**EXERCISE DIRECTIONS**
Each image should be skipped while the records are restated word for word.

DATA: Begin

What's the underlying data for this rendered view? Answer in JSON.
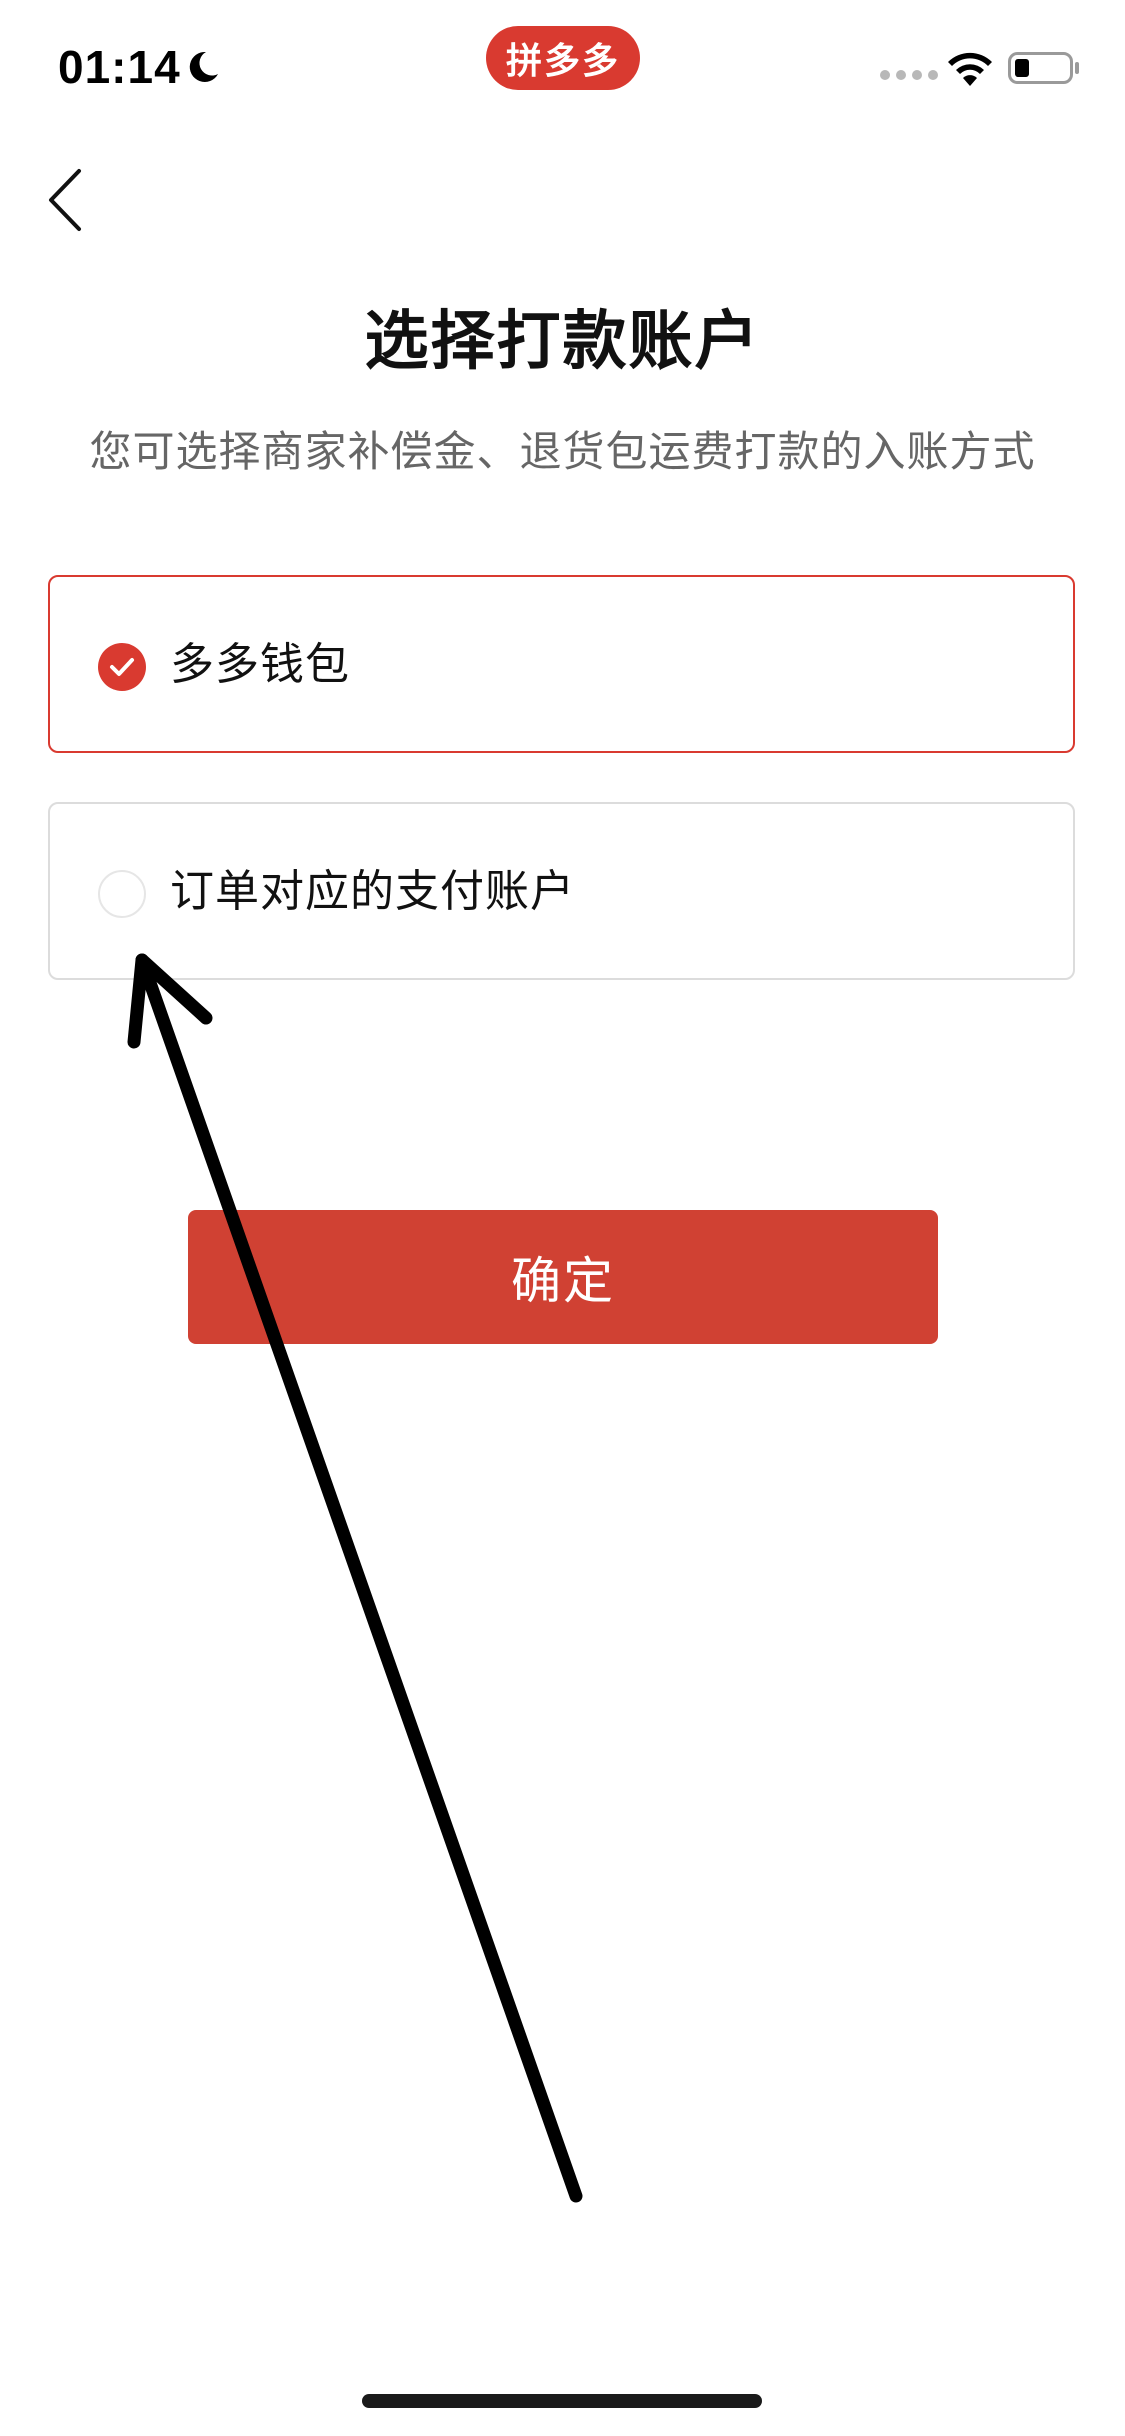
{
  "status_bar": {
    "time": "01:14",
    "app_badge": "拼多多"
  },
  "page": {
    "title": "选择打款账户",
    "subtitle": "您可选择商家补偿金、退货包运费打款的入账方式"
  },
  "options": [
    {
      "label": "多多钱包",
      "selected": true
    },
    {
      "label": "订单对应的支付账户",
      "selected": false
    }
  ],
  "confirm_label": "确定",
  "colors": {
    "accent": "#d93a30",
    "button": "#d04133",
    "subtitle": "#666666",
    "border": "#dcdcdc"
  }
}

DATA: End

**EXPECTED OUTPUT**
What's the underlying data for this rendered view? Answer in JSON.
{
  "status_bar": {
    "time": "01:14",
    "app_badge": "拼多多"
  },
  "page": {
    "title": "选择打款账户",
    "subtitle": "您可选择商家补偿金、退货包运费打款的入账方式"
  },
  "options": [
    {
      "label": "多多钱包",
      "selected": true
    },
    {
      "label": "订单对应的支付账户",
      "selected": false
    }
  ],
  "confirm_label": "确定",
  "colors": {
    "accent": "#d93a30",
    "button": "#d04133",
    "subtitle": "#666666",
    "border": "#dcdcdc"
  }
}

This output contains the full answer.